# Your instructions:
Wherever "true" shows up in the records below, copy the whole line.

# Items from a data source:
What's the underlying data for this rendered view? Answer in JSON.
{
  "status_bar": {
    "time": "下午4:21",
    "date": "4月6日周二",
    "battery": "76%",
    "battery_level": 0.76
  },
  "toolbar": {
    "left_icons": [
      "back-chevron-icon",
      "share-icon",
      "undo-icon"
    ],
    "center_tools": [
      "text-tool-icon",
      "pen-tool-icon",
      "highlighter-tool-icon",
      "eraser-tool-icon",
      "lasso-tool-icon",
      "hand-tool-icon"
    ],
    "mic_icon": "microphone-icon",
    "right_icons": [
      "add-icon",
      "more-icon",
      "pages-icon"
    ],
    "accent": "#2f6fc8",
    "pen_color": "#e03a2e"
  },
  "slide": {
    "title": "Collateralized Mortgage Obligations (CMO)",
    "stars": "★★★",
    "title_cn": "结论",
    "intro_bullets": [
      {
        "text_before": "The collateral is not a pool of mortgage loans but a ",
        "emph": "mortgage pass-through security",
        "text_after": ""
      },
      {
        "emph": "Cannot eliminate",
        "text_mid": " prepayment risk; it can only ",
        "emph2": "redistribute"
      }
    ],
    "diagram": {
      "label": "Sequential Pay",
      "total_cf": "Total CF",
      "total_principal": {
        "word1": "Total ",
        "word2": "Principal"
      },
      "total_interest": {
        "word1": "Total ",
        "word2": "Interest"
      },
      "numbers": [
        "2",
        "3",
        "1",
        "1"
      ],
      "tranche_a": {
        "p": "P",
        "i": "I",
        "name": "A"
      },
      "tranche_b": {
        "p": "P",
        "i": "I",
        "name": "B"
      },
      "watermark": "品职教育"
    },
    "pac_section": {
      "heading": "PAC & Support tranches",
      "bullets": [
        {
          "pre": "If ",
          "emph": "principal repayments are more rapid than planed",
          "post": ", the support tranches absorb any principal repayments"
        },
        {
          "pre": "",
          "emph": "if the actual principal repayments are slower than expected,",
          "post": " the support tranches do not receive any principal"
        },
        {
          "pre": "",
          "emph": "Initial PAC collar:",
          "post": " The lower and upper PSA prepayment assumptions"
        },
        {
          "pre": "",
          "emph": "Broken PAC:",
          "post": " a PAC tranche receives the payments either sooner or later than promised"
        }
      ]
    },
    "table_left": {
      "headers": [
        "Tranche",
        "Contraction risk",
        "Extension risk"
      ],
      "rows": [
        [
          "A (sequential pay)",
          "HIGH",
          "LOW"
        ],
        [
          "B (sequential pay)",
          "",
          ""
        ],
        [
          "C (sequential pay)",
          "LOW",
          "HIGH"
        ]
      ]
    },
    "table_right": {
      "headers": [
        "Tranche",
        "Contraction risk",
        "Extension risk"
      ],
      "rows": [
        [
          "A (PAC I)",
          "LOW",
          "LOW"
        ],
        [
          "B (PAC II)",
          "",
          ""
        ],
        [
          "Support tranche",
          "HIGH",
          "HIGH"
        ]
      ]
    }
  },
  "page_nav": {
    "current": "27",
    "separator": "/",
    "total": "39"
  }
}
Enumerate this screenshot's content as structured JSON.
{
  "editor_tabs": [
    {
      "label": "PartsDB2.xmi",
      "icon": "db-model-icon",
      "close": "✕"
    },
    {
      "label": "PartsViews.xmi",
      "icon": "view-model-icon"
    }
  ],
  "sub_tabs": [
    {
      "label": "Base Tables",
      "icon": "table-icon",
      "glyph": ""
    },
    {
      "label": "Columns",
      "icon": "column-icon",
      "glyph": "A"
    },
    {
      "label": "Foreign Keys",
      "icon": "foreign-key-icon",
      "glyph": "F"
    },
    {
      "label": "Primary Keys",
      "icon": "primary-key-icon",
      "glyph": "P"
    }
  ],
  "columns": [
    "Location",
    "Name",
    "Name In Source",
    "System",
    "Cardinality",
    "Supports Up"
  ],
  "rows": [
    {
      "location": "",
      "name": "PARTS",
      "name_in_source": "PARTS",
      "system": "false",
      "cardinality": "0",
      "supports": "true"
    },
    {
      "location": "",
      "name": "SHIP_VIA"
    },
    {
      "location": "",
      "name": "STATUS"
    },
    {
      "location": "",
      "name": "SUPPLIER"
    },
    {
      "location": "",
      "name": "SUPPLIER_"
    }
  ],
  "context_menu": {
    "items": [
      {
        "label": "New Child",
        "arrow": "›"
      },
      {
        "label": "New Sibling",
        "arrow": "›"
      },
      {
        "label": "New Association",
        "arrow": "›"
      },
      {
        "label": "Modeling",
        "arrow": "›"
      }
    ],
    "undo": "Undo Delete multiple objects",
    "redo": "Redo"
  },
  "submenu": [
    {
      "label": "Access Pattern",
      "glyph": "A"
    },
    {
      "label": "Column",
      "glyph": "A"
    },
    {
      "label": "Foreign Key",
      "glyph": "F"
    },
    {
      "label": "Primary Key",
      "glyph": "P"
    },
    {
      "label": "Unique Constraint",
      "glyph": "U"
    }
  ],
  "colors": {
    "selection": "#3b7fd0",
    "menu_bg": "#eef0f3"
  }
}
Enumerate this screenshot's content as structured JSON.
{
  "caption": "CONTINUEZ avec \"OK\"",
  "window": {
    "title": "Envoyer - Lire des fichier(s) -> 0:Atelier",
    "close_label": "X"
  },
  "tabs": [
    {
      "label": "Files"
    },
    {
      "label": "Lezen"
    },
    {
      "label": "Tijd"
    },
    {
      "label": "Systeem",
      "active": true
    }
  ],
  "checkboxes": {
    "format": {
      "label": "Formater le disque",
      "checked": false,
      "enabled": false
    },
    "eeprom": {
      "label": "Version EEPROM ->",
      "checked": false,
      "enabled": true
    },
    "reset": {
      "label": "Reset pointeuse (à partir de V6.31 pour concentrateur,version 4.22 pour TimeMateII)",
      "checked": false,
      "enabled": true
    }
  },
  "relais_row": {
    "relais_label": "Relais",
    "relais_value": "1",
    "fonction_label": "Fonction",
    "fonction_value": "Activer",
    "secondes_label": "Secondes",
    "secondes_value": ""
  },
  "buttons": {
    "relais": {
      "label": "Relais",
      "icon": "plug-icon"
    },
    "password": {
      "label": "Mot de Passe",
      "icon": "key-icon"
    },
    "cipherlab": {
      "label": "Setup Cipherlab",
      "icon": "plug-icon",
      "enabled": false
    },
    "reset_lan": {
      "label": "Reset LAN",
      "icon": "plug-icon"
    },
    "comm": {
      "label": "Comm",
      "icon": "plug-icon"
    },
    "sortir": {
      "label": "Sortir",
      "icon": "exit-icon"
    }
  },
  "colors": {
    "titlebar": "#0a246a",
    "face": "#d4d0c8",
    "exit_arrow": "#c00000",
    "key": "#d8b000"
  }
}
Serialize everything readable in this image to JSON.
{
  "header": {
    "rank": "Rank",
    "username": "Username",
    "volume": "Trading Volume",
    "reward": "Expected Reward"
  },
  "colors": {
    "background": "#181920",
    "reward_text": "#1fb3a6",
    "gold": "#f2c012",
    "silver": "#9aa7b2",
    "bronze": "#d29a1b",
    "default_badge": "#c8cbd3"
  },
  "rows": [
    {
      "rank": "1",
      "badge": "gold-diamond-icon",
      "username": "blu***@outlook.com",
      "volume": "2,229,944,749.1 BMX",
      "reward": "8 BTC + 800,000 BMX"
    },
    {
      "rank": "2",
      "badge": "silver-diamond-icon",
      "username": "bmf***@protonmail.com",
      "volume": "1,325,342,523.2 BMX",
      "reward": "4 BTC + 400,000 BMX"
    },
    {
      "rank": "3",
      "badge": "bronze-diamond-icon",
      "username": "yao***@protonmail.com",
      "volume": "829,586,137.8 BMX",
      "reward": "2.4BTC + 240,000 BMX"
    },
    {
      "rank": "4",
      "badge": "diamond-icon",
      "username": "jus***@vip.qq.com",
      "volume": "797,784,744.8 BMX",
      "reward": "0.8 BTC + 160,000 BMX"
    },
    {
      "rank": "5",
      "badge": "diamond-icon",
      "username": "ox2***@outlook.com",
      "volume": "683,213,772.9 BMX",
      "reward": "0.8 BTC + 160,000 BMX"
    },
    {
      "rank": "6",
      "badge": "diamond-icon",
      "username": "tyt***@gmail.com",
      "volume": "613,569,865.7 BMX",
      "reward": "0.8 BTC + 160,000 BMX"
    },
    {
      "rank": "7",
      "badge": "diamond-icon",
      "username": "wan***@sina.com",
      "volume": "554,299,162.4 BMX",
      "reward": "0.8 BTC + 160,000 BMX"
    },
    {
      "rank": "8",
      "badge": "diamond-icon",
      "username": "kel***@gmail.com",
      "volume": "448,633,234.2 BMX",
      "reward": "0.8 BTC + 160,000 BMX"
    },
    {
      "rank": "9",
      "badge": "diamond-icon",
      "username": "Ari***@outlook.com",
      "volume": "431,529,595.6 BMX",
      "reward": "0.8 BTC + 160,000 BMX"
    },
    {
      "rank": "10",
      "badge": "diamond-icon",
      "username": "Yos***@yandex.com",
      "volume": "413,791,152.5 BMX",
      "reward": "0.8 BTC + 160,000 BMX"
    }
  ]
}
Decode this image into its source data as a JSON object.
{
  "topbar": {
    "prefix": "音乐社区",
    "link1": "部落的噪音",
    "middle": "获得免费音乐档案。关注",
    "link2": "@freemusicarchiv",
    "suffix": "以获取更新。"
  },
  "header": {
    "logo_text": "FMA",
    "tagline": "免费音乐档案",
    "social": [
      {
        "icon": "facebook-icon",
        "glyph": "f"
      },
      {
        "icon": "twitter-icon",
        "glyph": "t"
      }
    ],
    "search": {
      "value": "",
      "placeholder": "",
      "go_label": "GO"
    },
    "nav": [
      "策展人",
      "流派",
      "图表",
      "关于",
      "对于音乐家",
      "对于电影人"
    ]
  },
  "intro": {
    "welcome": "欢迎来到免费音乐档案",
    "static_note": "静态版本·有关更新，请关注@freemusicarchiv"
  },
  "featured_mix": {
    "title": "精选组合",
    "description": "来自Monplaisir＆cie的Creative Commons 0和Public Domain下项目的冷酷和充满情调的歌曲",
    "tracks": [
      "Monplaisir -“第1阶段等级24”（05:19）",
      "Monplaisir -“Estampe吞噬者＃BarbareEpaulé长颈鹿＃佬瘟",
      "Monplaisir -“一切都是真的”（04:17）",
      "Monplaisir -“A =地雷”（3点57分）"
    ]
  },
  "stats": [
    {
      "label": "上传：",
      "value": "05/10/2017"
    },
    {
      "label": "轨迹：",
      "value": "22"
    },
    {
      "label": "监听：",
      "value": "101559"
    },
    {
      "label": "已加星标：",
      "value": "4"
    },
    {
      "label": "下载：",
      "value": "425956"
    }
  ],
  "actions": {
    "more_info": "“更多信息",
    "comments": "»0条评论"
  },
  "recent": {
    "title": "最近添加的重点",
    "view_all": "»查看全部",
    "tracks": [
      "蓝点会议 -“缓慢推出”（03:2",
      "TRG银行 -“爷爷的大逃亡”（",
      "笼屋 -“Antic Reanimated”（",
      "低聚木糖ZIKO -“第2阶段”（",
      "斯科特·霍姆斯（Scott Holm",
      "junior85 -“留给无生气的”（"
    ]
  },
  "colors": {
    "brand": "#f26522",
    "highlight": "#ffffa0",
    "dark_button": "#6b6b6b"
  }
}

# Solution for this exercise:
      "supports": "true"
      "active": true
      "enabled": true
      "enabled": true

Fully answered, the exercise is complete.